OPINION – As I write this column, there are two stay-at-home orders in effect in major cities across California due to sickness — one for the coronavirus and the other for racism.
The country is convulsing with civil unrest because we all watched George Floyd murdered by the police on camera with a casual brutality that has become emblematic of the troubled relationship between Black Americans and police authority. Every generation has their story.
I was a student at UC Berkeley during the 1992 Rodney King protests. Having just been elected student body president, I led a protest that resulted in the shutdown of the San Francisco Bay Bridge. I remember being hauled off the freeway by two burley California Highway Patrol officers. Breaking down in tears, I felt far less emboldened than my chanting betrayed. The police let me go so I went to the offices of the Daily Cal to write a column, but I couldn’t put the words on the page to express how I felt. I sat there dumbstruck and frustrated, stinking from protesting in the streets.
Now, as another generation protests police brutality, I believe things have gotten worse, not better with this national problem. The longer you live as a Black person in America, the more you understand nothing has changed. This is just the modern version of the racism we’ve never reconciled in this country. That’s why in the wake of COVID-19 and the murder of George Floyd, Congresswoman Barbara Lee’s call for the establishment of the first United States Truth, Racial Healing and Transformation Commission is a good idea.
Despite how the pandemic has transformed what we think about schools, K-12 education is not here just for food distribution and child care. We are educating Black children in a nation on edge, trying to uplift hope rather than sow discontent.
Like many Black educators across America, I founded a system of public charter schools as an act of self-determination to get Black kids ready for college because the system has failed us. Educators teach children to be citizens in a democratic society. But, how do we approach that for Black children in the midst of a breakdown in the country’s social contract?
After meeting with a group of Black civic leaders, of which I was a part, Governor Gavin Newsom said, “The Black community is not responsible for what’s happening in this country right now — we are. Our institutions are responsible. We are accountable to this moment. Let’s just call that out.” I sincerely like what Newsom said. I also honestly believe nothing will change because it never has. And therein lies the rub.
By Dr. Margaret Fortune
EDITOR’S NOTE: Dr. Margaret Fortune is the President/CEO of Fortune School, a network of K-12 public charter schools in Sacramento, California she founded to close the African American achievement gap in her hometown.
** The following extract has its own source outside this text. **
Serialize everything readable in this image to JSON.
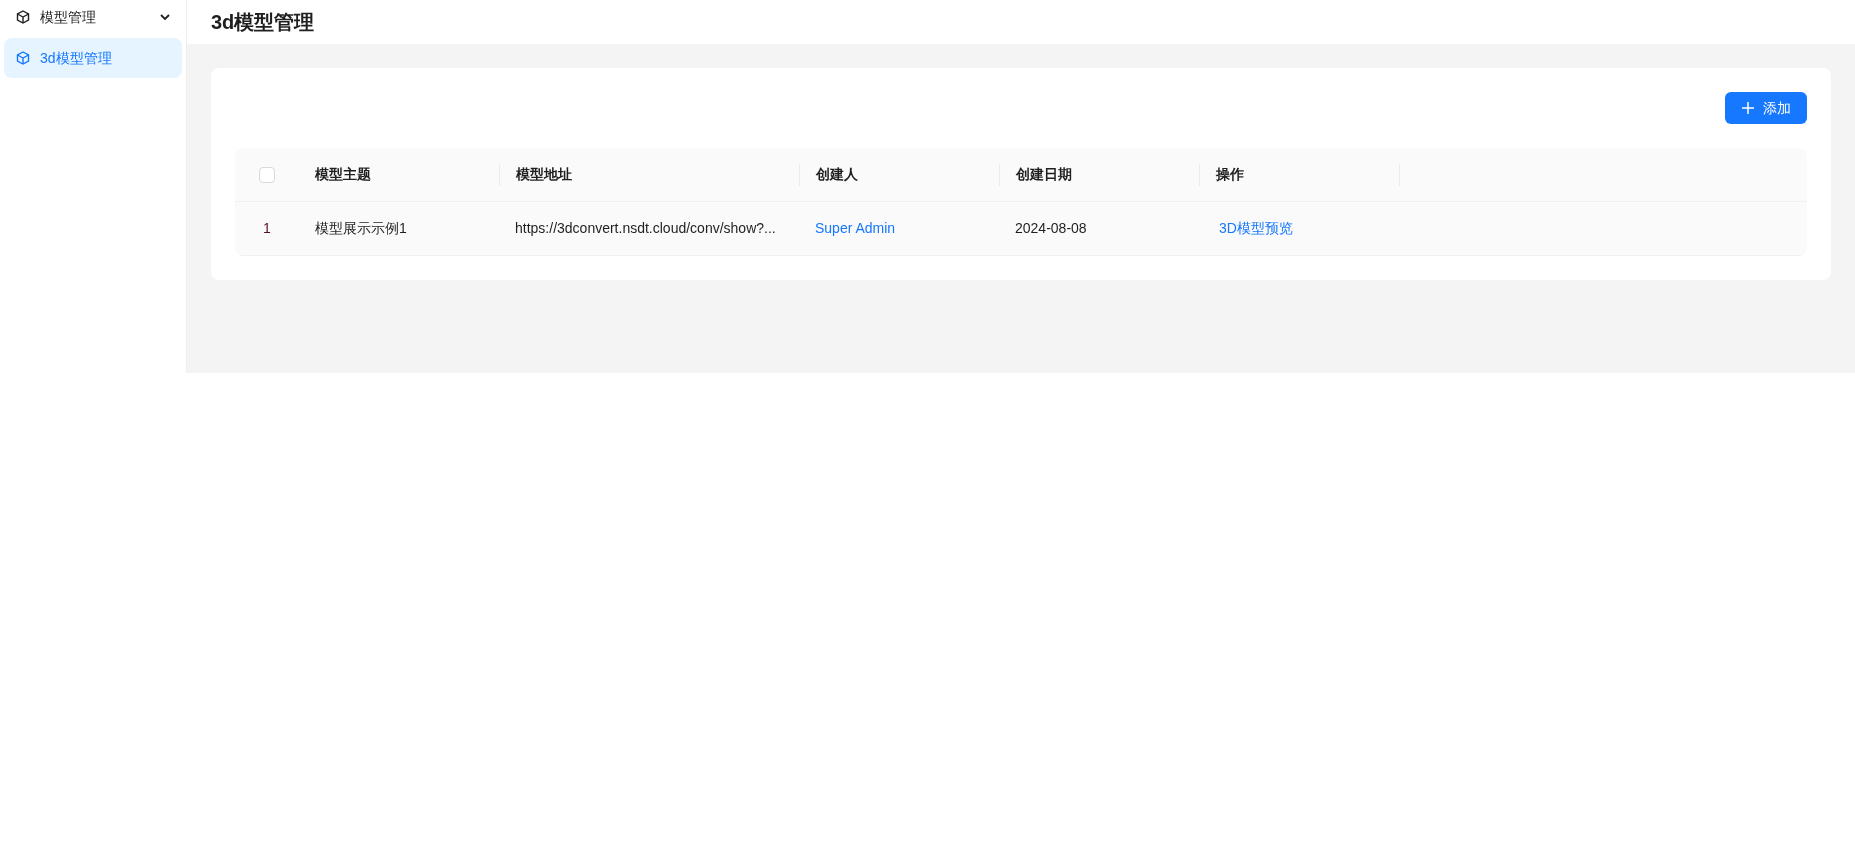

Dr. Fortune has been an education adviser to two California Governors. She is secretary-treasurer of California State National Action Network, a national civil rights organization.